--- Problem statement ---
Set down the records that follow exactly, every line of them.

---------- Source material

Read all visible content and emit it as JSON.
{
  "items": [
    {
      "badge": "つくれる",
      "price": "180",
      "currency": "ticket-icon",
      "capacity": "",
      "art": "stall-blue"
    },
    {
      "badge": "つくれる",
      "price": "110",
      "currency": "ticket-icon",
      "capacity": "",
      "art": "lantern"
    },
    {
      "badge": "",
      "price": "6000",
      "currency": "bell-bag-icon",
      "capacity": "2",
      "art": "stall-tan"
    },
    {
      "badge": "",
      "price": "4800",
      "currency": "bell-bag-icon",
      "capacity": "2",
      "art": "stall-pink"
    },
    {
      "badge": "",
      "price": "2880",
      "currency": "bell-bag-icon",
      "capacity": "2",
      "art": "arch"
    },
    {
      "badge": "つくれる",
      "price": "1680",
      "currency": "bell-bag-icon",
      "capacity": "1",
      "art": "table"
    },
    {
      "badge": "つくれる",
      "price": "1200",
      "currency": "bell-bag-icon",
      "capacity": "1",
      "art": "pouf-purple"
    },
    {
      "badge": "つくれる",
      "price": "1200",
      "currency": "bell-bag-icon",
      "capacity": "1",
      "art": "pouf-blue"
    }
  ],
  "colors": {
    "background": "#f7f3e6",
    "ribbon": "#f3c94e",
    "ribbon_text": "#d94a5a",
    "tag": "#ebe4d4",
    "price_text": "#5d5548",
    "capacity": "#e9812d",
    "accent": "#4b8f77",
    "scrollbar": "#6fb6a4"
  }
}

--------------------

--- Task response ---
Read all visible content and emit it as JSON.
{
  "items": [
    {
      "badge": "つくれる",
      "price": "180",
      "currency": "ticket-icon",
      "capacity": "",
      "art": "stall-blue"
    },
    {
      "badge": "つくれる",
      "price": "110",
      "currency": "ticket-icon",
      "capacity": "",
      "art": "lantern"
    },
    {
      "badge": "",
      "price": "6000",
      "currency": "bell-bag-icon",
      "capacity": "2",
      "art": "stall-tan"
    },
    {
      "badge": "",
      "price": "4800",
      "currency": "bell-bag-icon",
      "capacity": "2",
      "art": "stall-pink"
    },
    {
      "badge": "",
      "price": "2880",
      "currency": "bell-bag-icon",
      "capacity": "2",
      "art": "arch"
    },
    {
      "badge": "つくれる",
      "price": "1680",
      "currency": "bell-bag-icon",
      "capacity": "1",
      "art": "table"
    },
    {
      "badge": "つくれる",
      "price": "1200",
      "currency": "bell-bag-icon",
      "capacity": "1",
      "art": "pouf-purple"
    },
    {
      "badge": "つくれる",
      "price": "1200",
      "currency": "bell-bag-icon",
      "capacity": "1",
      "art": "pouf-blue"
    }
  ],
  "colors": {
    "background": "#f7f3e6",
    "ribbon": "#f3c94e",
    "ribbon_text": "#d94a5a",
    "tag": "#ebe4d4",
    "price_text": "#5d5548",
    "capacity": "#e9812d",
    "accent": "#4b8f77",
    "scrollbar": "#6fb6a4"
  }
}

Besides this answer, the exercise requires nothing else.